    As their bus approached the Jerusalem-Tel Aviv highway exit to the town of Yehud, the sirens began to wail. While the driver and passengers argued among themselves whether or not to get off a rocket crashed into a house close by, totally destroying it.

    I could have lost Ofra and Yaara.

    Images of injury, chaos, and even death are flashing before our eyes here in Israel at a dizzying pace this week, making it nearly impossible to remain focused on the many examples of humanity on the part of Israelis. We do ourselves a disservice by ignoring them.

    Perhaps closest to my heart: the outpouring of love we witnessed as tens of thousands of Israelis attended the funerals this week of Sean Carmeli and Max Steinberg, two Lone Soldiers from the United States who fell in Operation Protective Edge. I saw this outpouring intensify on Thursday as the Steinbergs sat shiva at Jerusalem's Crown Plaza hotel; when Ofra and I arrived, literally hundreds of people stood patiently in line as it progressed at a snail's pace, there to demonstrate with their actions the ties that bind.

    Thirty years ago I too was a Lone Soldier, leaving this wonderful country for the land of our forefathers just like Max and Sean. Like me, they chose Golani. May their memory be blessed.

    I also found myself deeply moved by a brief report on one of the TV news programs here, showing an Israeli surgeon shuffling between wounded IDF soldiers and civilian cases. Making his rounds, he stopped to check in on a Bedouin infant hurt by a Hamas rocket, compassionately mixing Hebrew and Arabic to assure the mother that "inshallah, it'll be alright."

    These scenes are merely the tip of the iceberg. We have lost more than 30 soldiers and officers. As the number of IDF fallen grows, the public discourse here could be expected to ask: Would we lose so many if we weren't so careful not to harm Gaza's Palestinian civilians? Unsurprisingly, this question does not generate any discussion, because there is nothing to discuss.

    Not only is it clear to all that everything must be done to protect and help Palestinian civilians, even as the Iranian-backed leaders of Hamas try to kill as many of our citizens as possible. No, we also understand that we have an obligation to do so.

    There is no other way to explain why the IDF has set up a field hospital just outside the Erez crossing to facilitate continued treatment of injured Palestinians also living under fire. Or why Israel's Electricity Company would risk the lives of its employees to fix power lines blown by Hamas rockets. Or why the Kerem Shalom crossing remains open to allow the flow of daily humanitarian shipments.

    (Since the beginning of Operation Protective Edge, more than 860 Israeli trucks have brought food, fuel, and medical supplies to the people of Gaza.)

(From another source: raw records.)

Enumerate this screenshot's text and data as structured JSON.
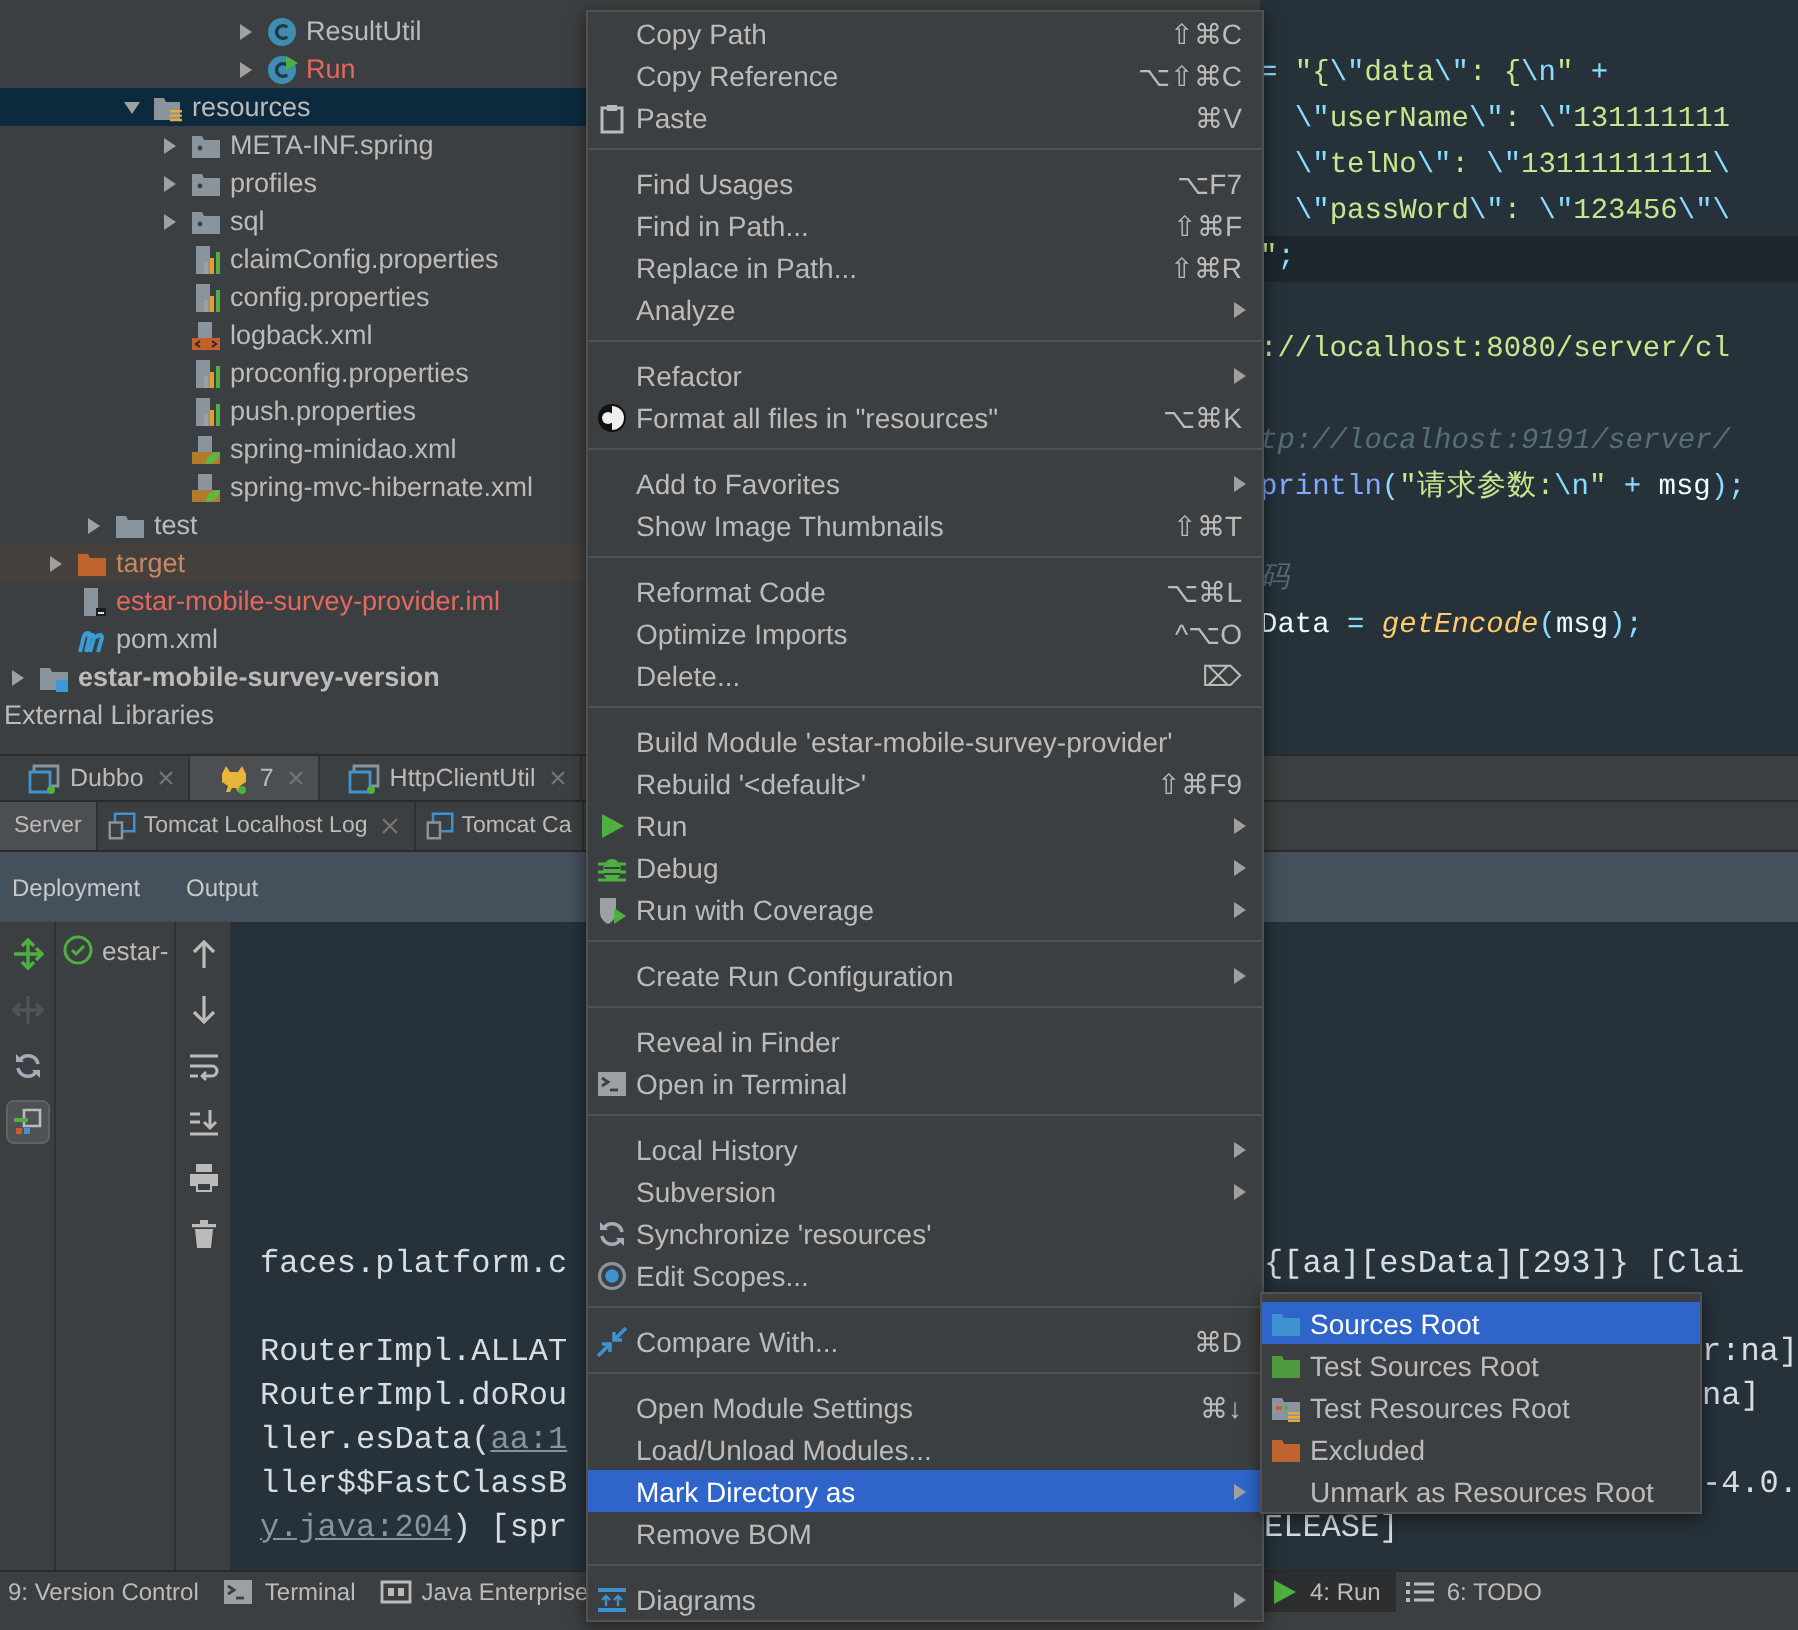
{
  "tree": [
    {
      "children": [
        {
          "children": [
            {
              "children": [
                {
                  "children": [
                    {
                      "children": [
                        {
                          "children": [
                            {
                              "label": "ResultUtil",
                              "kind": "class",
                              "expanded": false,
                              "selected": false
                            },
                            {
                              "label": "Run",
                              "kind": "runnable",
                              "expanded": false,
                              "unversioned": true,
                              "selected": false
                            }
                          ]
                        }
                      ]
                    }
                  ]
                },
                {
                  "label": "resources",
                  "kind": "resources",
                  "expanded": true,
                  "selected": true,
                  "children": [
                    {
                      "label": "META-INF.spring",
                      "kind": "package",
                      "expanded": false,
                      "selected": false
                    },
                    {
                      "label": "profiles",
                      "kind": "package",
                      "expanded": false,
                      "selected": false
                    },
                    {
                      "label": "sql",
                      "kind": "package",
                      "expanded": false,
                      "selected": false
                    },
                    {
                      "label": "claimConfig.properties",
                      "kind": "properties",
                      "selected": false
                    },
                    {
                      "label": "config.properties",
                      "kind": "properties",
                      "selected": false
                    },
                    {
                      "label": "logback.xml",
                      "kind": "xml",
                      "selected": false
                    },
                    {
                      "label": "proconfig.properties",
                      "kind": "properties",
                      "selected": false
                    },
                    {
                      "label": "push.properties",
                      "kind": "properties",
                      "selected": false
                    },
                    {
                      "label": "spring-minidao.xml",
                      "kind": "spring",
                      "selected": false
                    },
                    {
                      "label": "spring-mvc-hibernate.xml",
                      "kind": "spring",
                      "selected": false
                    }
                  ]
                }
              ]
            },
            {
              "label": "test",
              "kind": "folder",
              "expanded": false,
              "selected": false
            }
          ]
        },
        {
          "label": "target",
          "kind": "excluded",
          "expanded": false,
          "selected": false
        },
        {
          "label": "estar-mobile-survey-provider.iml",
          "kind": "iml",
          "unversioned": true,
          "selected": false
        },
        {
          "label": "pom.xml",
          "kind": "maven",
          "selected": false
        }
      ]
    },
    {
      "label": "estar-mobile-survey-version",
      "kind": "module",
      "expanded": false,
      "selected": false
    },
    {
      "label": "External Libraries",
      "selected": false
    }
  ],
  "editor": {
    "lines": [
      {
        "current": false,
        "segments": [
          {
            "kind": "op",
            "text": "= "
          },
          {
            "kind": "str",
            "text": "\"{"
          },
          {
            "kind": "esc",
            "text": "\\\""
          },
          {
            "kind": "str",
            "text": "data"
          },
          {
            "kind": "esc",
            "text": "\\\""
          },
          {
            "kind": "str",
            "text": ": {"
          },
          {
            "kind": "esc",
            "text": "\\n"
          },
          {
            "kind": "str",
            "text": "\""
          },
          {
            "kind": "op",
            "text": " +"
          }
        ]
      },
      {
        "current": false,
        "segments": [
          {
            "kind": "esc",
            "text": "  \\\""
          },
          {
            "kind": "str",
            "text": "userName"
          },
          {
            "kind": "esc",
            "text": "\\\""
          },
          {
            "kind": "str",
            "text": ": "
          },
          {
            "kind": "esc",
            "text": "\\\""
          },
          {
            "kind": "str",
            "text": "131111111"
          }
        ]
      },
      {
        "current": false,
        "segments": [
          {
            "kind": "esc",
            "text": "  \\\""
          },
          {
            "kind": "str",
            "text": "telNo"
          },
          {
            "kind": "esc",
            "text": "\\\""
          },
          {
            "kind": "str",
            "text": ": "
          },
          {
            "kind": "esc",
            "text": "\\\""
          },
          {
            "kind": "str",
            "text": "13111111111"
          },
          {
            "kind": "esc",
            "text": "\\"
          }
        ]
      },
      {
        "current": false,
        "segments": [
          {
            "kind": "esc",
            "text": "  \\\""
          },
          {
            "kind": "str",
            "text": "passWord"
          },
          {
            "kind": "esc",
            "text": "\\\""
          },
          {
            "kind": "str",
            "text": ": "
          },
          {
            "kind": "esc",
            "text": "\\\""
          },
          {
            "kind": "str",
            "text": "123456"
          },
          {
            "kind": "esc",
            "text": "\\\"\\"
          }
        ]
      },
      {
        "current": true,
        "segments": [
          {
            "kind": "str",
            "text": "\""
          },
          {
            "kind": "op",
            "text": ";"
          }
        ]
      },
      {
        "current": false
      },
      {
        "current": false,
        "segments": [
          {
            "kind": "str",
            "text": "://localhost:8080/server/cl"
          }
        ]
      },
      {
        "current": false
      },
      {
        "current": false,
        "segments": [
          {
            "kind": "comment",
            "text": "tp://localhost:9191/server/"
          }
        ]
      },
      {
        "current": false,
        "segments": [
          {
            "kind": "method",
            "text": "println"
          },
          {
            "kind": "op",
            "text": "("
          },
          {
            "kind": "str",
            "text": "\"请求参数:"
          },
          {
            "kind": "esc",
            "text": "\\n"
          },
          {
            "kind": "str",
            "text": "\""
          },
          {
            "kind": "op",
            "text": " + "
          },
          {
            "kind": "plain",
            "text": "msg"
          },
          {
            "kind": "op",
            "text": ");"
          }
        ]
      },
      {
        "current": false
      },
      {
        "current": false,
        "segments": [
          {
            "kind": "comment",
            "text": "码"
          }
        ]
      },
      {
        "current": false,
        "segments": [
          {
            "kind": "plain",
            "text": "Data "
          },
          {
            "kind": "op",
            "text": "= "
          },
          {
            "kind": "func",
            "text": "getEncode"
          },
          {
            "kind": "op",
            "text": "("
          },
          {
            "kind": "plain",
            "text": "msg"
          },
          {
            "kind": "op",
            "text": ");"
          }
        ]
      }
    ]
  },
  "run_tabs": [
    {
      "label": "Dubbo",
      "kind": "console",
      "closable": true,
      "selected": false
    },
    {
      "label": "7",
      "kind": "cat",
      "closable": true,
      "selected": true
    },
    {
      "label": "HttpClientUtil",
      "kind": "console",
      "closable": true,
      "selected": false
    }
  ],
  "server_tabs": [
    {
      "label": "Server",
      "selected": true
    },
    {
      "label": "Tomcat Localhost Log",
      "kind": "log",
      "closable": true,
      "selected": false
    },
    {
      "label": "Tomcat Ca",
      "kind": "log",
      "closable": false,
      "selected": false
    }
  ],
  "columns": [
    "Deployment",
    "Output"
  ],
  "side_tools": [
    {
      "kind": "deploy",
      "disabled": false,
      "selected": false
    },
    {
      "kind": "undeploy",
      "disabled": true,
      "selected": false
    },
    {
      "kind": "refresh",
      "disabled": false,
      "selected": false
    },
    {
      "kind": "view",
      "disabled": false,
      "selected": true
    }
  ],
  "deployments": [
    {
      "label": "estar-"
    }
  ],
  "output_tools": [
    {
      "kind": "up"
    },
    {
      "kind": "down"
    },
    {
      "kind": "wrap"
    },
    {
      "kind": "scroll"
    },
    {
      "kind": "print"
    },
    {
      "kind": "trash"
    }
  ],
  "console": [
    {
      "left": [
        {
          "kind": "text",
          "text": "faces.platform.c"
        }
      ],
      "right": {
        "kind": "beside-menu",
        "text": "{[aa][esData][293]}  [Clai"
      }
    },
    {
      "left": [
        {
          "kind": "text",
          "text": "RouterImpl.ALLAT"
        }
      ],
      "right": {
        "kind": "beside-submenu",
        "text": "r:na]"
      }
    },
    {
      "left": [
        {
          "kind": "text",
          "text": "RouterImpl.doRou"
        }
      ],
      "right": {
        "kind": "beside-submenu",
        "text": "na]"
      }
    },
    {
      "left": [
        {
          "kind": "text",
          "text": "ller.esData("
        },
        {
          "kind": "link",
          "text": "aa:1"
        }
      ]
    },
    {
      "left": [
        {
          "kind": "text",
          "text": "ller$$FastClassB"
        }
      ],
      "right": {
        "kind": "beside-submenu",
        "text": "-4.0."
      }
    },
    {
      "left": [
        {
          "kind": "link",
          "text": "y.java:204"
        },
        {
          "kind": "text",
          "text": ") [spr"
        }
      ],
      "right": {
        "kind": "beside-menu",
        "text": "ELEASE]"
      }
    }
  ],
  "status_bar": {
    "left": [
      {
        "label": "9: Version Control",
        "selected": false
      },
      {
        "label": "Terminal",
        "kind": "terminal",
        "selected": false
      },
      {
        "label": "Java Enterprise",
        "kind": "javaee",
        "selected": false
      }
    ],
    "right": [
      {
        "label": "4: Run",
        "kind": "run",
        "selected": true
      },
      {
        "label": "6: TODO",
        "kind": "todo",
        "selected": false
      }
    ]
  },
  "menu": [
    [
      {
        "label": "Copy Path",
        "shortcut": "⇧⌘C",
        "submenu": false,
        "selected": false
      },
      {
        "label": "Copy Reference",
        "shortcut": "⌥⇧⌘C",
        "submenu": false,
        "selected": false
      },
      {
        "label": "Paste",
        "shortcut": "⌘V",
        "kind": "clipboard",
        "submenu": false,
        "selected": false
      }
    ],
    [
      {
        "label": "Find Usages",
        "shortcut": "⌥F7",
        "submenu": false,
        "selected": false
      },
      {
        "label": "Find in Path...",
        "shortcut": "⇧⌘F",
        "submenu": false,
        "selected": false
      },
      {
        "label": "Replace in Path...",
        "shortcut": "⇧⌘R",
        "submenu": false,
        "selected": false
      },
      {
        "label": "Analyze",
        "submenu": true,
        "selected": false
      }
    ],
    [
      {
        "label": "Refactor",
        "submenu": true,
        "selected": false
      },
      {
        "label": "Format all files in \"resources\"",
        "shortcut": "⌥⌘K",
        "kind": "format",
        "submenu": false,
        "selected": false
      }
    ],
    [
      {
        "label": "Add to Favorites",
        "submenu": true,
        "selected": false
      },
      {
        "label": "Show Image Thumbnails",
        "shortcut": "⇧⌘T",
        "submenu": false,
        "selected": false
      }
    ],
    [
      {
        "label": "Reformat Code",
        "shortcut": "⌥⌘L",
        "submenu": false,
        "selected": false
      },
      {
        "label": "Optimize Imports",
        "shortcut": "^⌥O",
        "submenu": false,
        "selected": false
      },
      {
        "label": "Delete...",
        "shortcut": "⌦",
        "submenu": false,
        "selected": false
      }
    ],
    [
      {
        "label": "Build Module 'estar-mobile-survey-provider'",
        "submenu": false,
        "selected": false
      },
      {
        "label": "Rebuild '<default>'",
        "shortcut": "⇧⌘F9",
        "submenu": false,
        "selected": false
      },
      {
        "label": "Run",
        "kind": "run",
        "submenu": true,
        "selected": false
      },
      {
        "label": "Debug",
        "kind": "debug",
        "submenu": true,
        "selected": false
      },
      {
        "label": "Run with Coverage",
        "kind": "coverage",
        "submenu": true,
        "selected": false
      }
    ],
    [
      {
        "label": "Create Run Configuration",
        "submenu": true,
        "selected": false
      }
    ],
    [
      {
        "label": "Reveal in Finder",
        "submenu": false,
        "selected": false
      },
      {
        "label": "Open in Terminal",
        "kind": "terminal",
        "submenu": false,
        "selected": false
      }
    ],
    [
      {
        "label": "Local History",
        "submenu": true,
        "selected": false
      },
      {
        "label": "Subversion",
        "submenu": true,
        "selected": false
      },
      {
        "label": "Synchronize 'resources'",
        "kind": "refresh",
        "submenu": false,
        "selected": false
      },
      {
        "label": "Edit Scopes...",
        "kind": "scope",
        "submenu": false,
        "selected": false
      }
    ],
    [
      {
        "label": "Compare With...",
        "shortcut": "⌘D",
        "kind": "compare",
        "submenu": false,
        "selected": false
      }
    ],
    [
      {
        "label": "Open Module Settings",
        "shortcut": "⌘↓",
        "submenu": false,
        "selected": false
      },
      {
        "label": "Load/Unload Modules...",
        "submenu": false,
        "selected": false
      },
      {
        "label": "Mark Directory as",
        "submenu": true,
        "selected": true
      },
      {
        "label": "Remove BOM",
        "submenu": false,
        "selected": false
      }
    ],
    [
      {
        "label": "Diagrams",
        "kind": "diagram",
        "submenu": true,
        "selected": false
      }
    ]
  ],
  "submenu": [
    {
      "label": "Sources Root",
      "kind": "sources",
      "selected": true
    },
    {
      "label": "Test Sources Root",
      "kind": "tests",
      "selected": false
    },
    {
      "label": "Test Resources Root",
      "kind": "testresources",
      "selected": false
    },
    {
      "label": "Excluded",
      "kind": "excluded",
      "selected": false
    },
    {
      "label": "Unmark as Resources Root",
      "selected": false
    }
  ]
}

    These are not the actions of mortal enemies, but rather the actions of concerned neighbors. Our fight is not with Palestinians. Our fight is with the jihadists along our borders and their backers from afar who seek to annihilate the Jewish state and the Jewish people, to wreak havoc throughout an already volatile Middle East.

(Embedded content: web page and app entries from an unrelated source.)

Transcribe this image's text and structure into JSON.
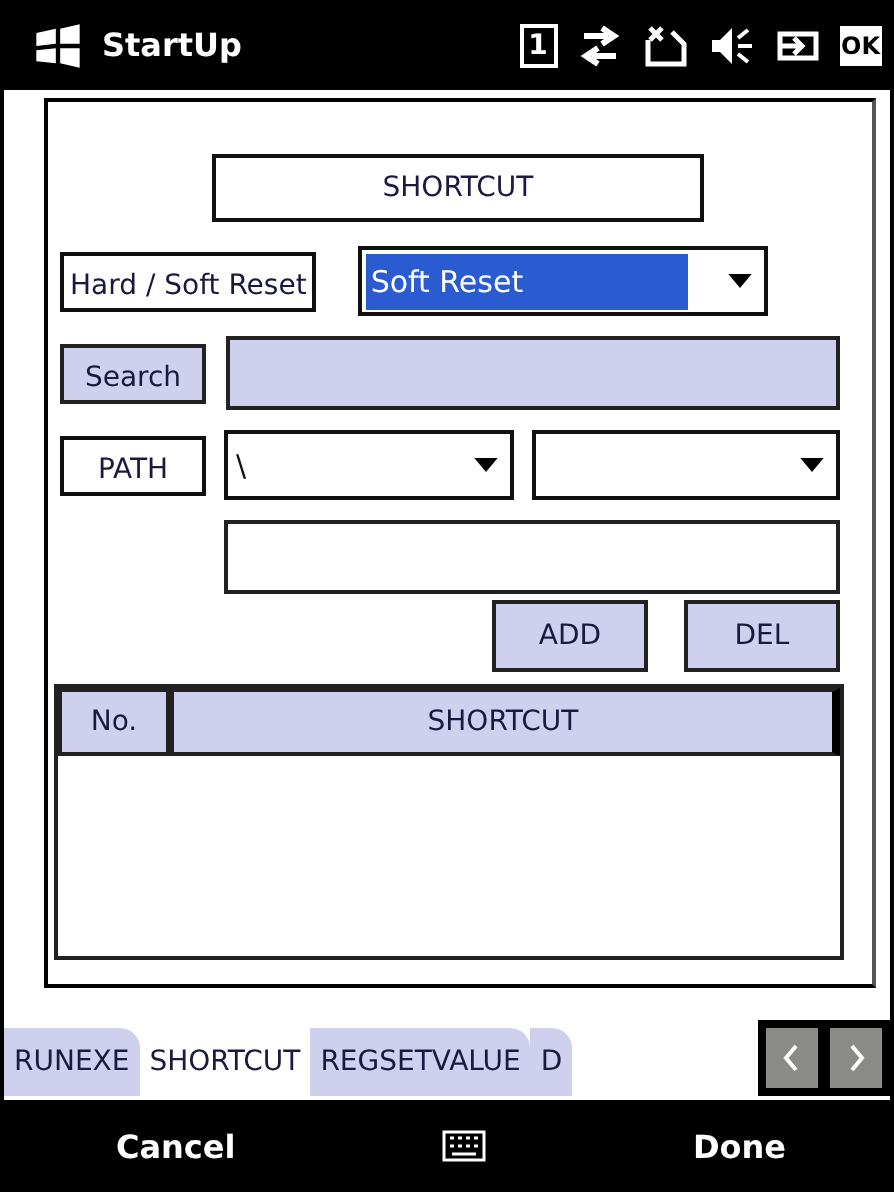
{
  "title_bar": {
    "title": "StartUp",
    "slot_indicator": "1",
    "ok_button": "OK"
  },
  "form": {
    "heading": "SHORTCUT",
    "reset_label": "Hard / Soft Reset",
    "reset_select": {
      "value": "Soft Reset",
      "selected": true
    },
    "search_button": "Search",
    "path_label": "PATH",
    "path_select": {
      "value": "\\"
    },
    "buttons": [
      "ADD",
      "DEL"
    ],
    "table": {
      "columns": [
        "No.",
        "SHORTCUT"
      ]
    }
  },
  "tabs": [
    {
      "label": "RUNEXE",
      "selected": false
    },
    {
      "label": "SHORTCUT",
      "selected": true
    },
    {
      "label": "REGSETVALUE",
      "selected": false
    },
    {
      "label": "D",
      "selected": false
    }
  ],
  "softkeys": {
    "left": "Cancel",
    "right": "Done"
  }
}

    Through such an emotion-packed week, what has resonated  in my mind so potently is this story: Last week, 13 Palestinian children from Gaza and the West Bank arrived at Israel’s Wolfson Medical Center in Holon (near Tel Aviv) to undergo life-saving heart operations. By now, when the sirens announcing in-coming rockets blow, the toddlers there instinctively raise their arms for the volunteers to scoop them to safety in the protected room. But mostly they are busy doing arts and crafts or watching movies (Alvin and the Chipmunks is a favorite).

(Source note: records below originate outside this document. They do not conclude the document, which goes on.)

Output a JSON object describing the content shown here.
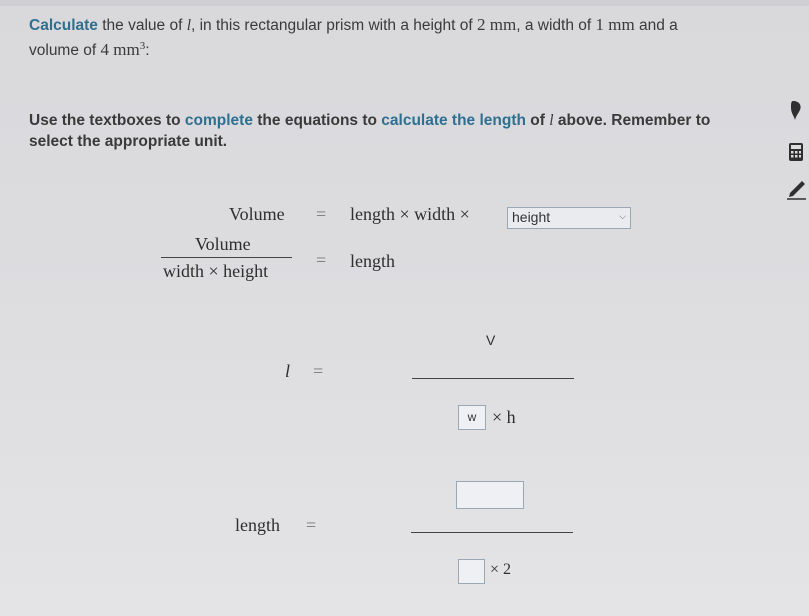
{
  "question": {
    "part1": "Calculate",
    "part2": " the value of ",
    "var_l": "l",
    "part3": ", in this rectangular prism with a height of ",
    "height_value": "2 mm",
    "part4": ", a width of ",
    "width_value": "1 mm",
    "part5": " and a",
    "part6": "volume of ",
    "volume_value": "4 mm",
    "volume_exp": "3",
    "part7": ":"
  },
  "instruction": {
    "part1": "Use the textboxes to ",
    "complete": "complete",
    "part2": " the equations to ",
    "calculate": "calculate the length",
    "part3": " of ",
    "var_l": "l",
    "part4": " above. Remember to",
    "line2": "select the appropriate unit."
  },
  "eq1": {
    "lhs": "Volume",
    "equals": "=",
    "rhs": "length × width ×",
    "select_value": "height"
  },
  "eq2": {
    "numerator": "Volume",
    "denominator": "width × height",
    "equals": "=",
    "rhs": "length"
  },
  "eq3": {
    "lhs": "l",
    "equals": "=",
    "numerator": "V",
    "denominator_input": "w",
    "denominator_rest": "× h"
  },
  "eq4": {
    "lhs": "length",
    "equals": "=",
    "numerator_input": "",
    "denominator_input": "",
    "denominator_rest": "× 2"
  },
  "colors": {
    "highlight": "#2f6f8f",
    "text": "#3a3a3a"
  },
  "icons": [
    "hint-icon",
    "calculator-icon",
    "pencil-icon"
  ]
}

    Picture that. 

    A few days after their arrival at the hospital, 13 very different Palestinians popped out of an infiltration tunnel into Israeli territory with the sole purpose of slaughtering the women and children of a nearby community. Their mission was the result of a decade of Hamas' bloodthirsty indoctrination; we can only hope that the other 13 Palestinians - the children in an Israeli hospital whose lives we just saved - do not wind up in the same hellish situation.

    That's the difference between Israel and its warmongering adversaries. This is who we are, and we can all be proud of that.